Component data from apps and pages
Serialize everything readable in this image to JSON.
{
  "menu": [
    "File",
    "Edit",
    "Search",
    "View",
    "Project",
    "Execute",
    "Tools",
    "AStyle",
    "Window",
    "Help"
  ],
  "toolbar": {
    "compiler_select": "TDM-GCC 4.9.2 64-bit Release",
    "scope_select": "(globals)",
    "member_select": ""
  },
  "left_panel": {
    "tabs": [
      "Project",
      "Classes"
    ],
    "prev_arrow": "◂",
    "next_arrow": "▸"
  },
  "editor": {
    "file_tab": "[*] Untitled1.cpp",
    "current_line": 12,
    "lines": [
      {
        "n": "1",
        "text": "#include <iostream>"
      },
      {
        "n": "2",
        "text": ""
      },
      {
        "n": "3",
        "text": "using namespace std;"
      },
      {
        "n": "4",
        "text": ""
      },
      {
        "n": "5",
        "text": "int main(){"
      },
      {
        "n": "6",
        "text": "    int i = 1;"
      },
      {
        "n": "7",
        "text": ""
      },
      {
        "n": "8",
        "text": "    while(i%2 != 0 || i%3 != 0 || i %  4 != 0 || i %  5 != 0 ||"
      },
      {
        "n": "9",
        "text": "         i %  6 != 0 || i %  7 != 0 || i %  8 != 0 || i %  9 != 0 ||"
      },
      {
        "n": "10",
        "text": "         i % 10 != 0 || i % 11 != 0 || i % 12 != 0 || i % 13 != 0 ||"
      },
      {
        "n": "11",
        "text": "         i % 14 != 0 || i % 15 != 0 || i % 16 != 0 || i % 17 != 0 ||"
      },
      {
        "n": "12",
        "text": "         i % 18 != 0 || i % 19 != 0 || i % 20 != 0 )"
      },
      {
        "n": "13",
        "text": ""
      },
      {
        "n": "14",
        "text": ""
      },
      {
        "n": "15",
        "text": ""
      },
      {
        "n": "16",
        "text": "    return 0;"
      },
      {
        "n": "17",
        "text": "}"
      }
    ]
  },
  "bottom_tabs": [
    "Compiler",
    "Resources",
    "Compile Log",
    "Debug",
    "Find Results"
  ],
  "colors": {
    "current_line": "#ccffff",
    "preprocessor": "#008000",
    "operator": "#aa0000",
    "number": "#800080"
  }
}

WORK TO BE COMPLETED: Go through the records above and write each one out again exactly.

COMPLETED TASK:
Serialize everything readable in this image to JSON.
{
  "menu": [
    "File",
    "Edit",
    "Search",
    "View",
    "Project",
    "Execute",
    "Tools",
    "AStyle",
    "Window",
    "Help"
  ],
  "toolbar": {
    "compiler_select": "TDM-GCC 4.9.2 64-bit Release",
    "scope_select": "(globals)",
    "member_select": ""
  },
  "left_panel": {
    "tabs": [
      "Project",
      "Classes"
    ],
    "prev_arrow": "◂",
    "next_arrow": "▸"
  },
  "editor": {
    "file_tab": "[*] Untitled1.cpp",
    "current_line": 12,
    "lines": [
      {
        "n": "1",
        "text": "#include <iostream>"
      },
      {
        "n": "2",
        "text": ""
      },
      {
        "n": "3",
        "text": "using namespace std;"
      },
      {
        "n": "4",
        "text": ""
      },
      {
        "n": "5",
        "text": "int main(){"
      },
      {
        "n": "6",
        "text": "    int i = 1;"
      },
      {
        "n": "7",
        "text": ""
      },
      {
        "n": "8",
        "text": "    while(i%2 != 0 || i%3 != 0 || i %  4 != 0 || i %  5 != 0 ||"
      },
      {
        "n": "9",
        "text": "         i %  6 != 0 || i %  7 != 0 || i %  8 != 0 || i %  9 != 0 ||"
      },
      {
        "n": "10",
        "text": "         i % 10 != 0 || i % 11 != 0 || i % 12 != 0 || i % 13 != 0 ||"
      },
      {
        "n": "11",
        "text": "         i % 14 != 0 || i % 15 != 0 || i % 16 != 0 || i % 17 != 0 ||"
      },
      {
        "n": "12",
        "text": "         i % 18 != 0 || i % 19 != 0 || i % 20 != 0 )"
      },
      {
        "n": "13",
        "text": ""
      },
      {
        "n": "14",
        "text": ""
      },
      {
        "n": "15",
        "text": ""
      },
      {
        "n": "16",
        "text": "    return 0;"
      },
      {
        "n": "17",
        "text": "}"
      }
    ]
  },
  "bottom_tabs": [
    "Compiler",
    "Resources",
    "Compile Log",
    "Debug",
    "Find Results"
  ],
  "colors": {
    "current_line": "#ccffff",
    "preprocessor": "#008000",
    "operator": "#aa0000",
    "number": "#800080"
  }
}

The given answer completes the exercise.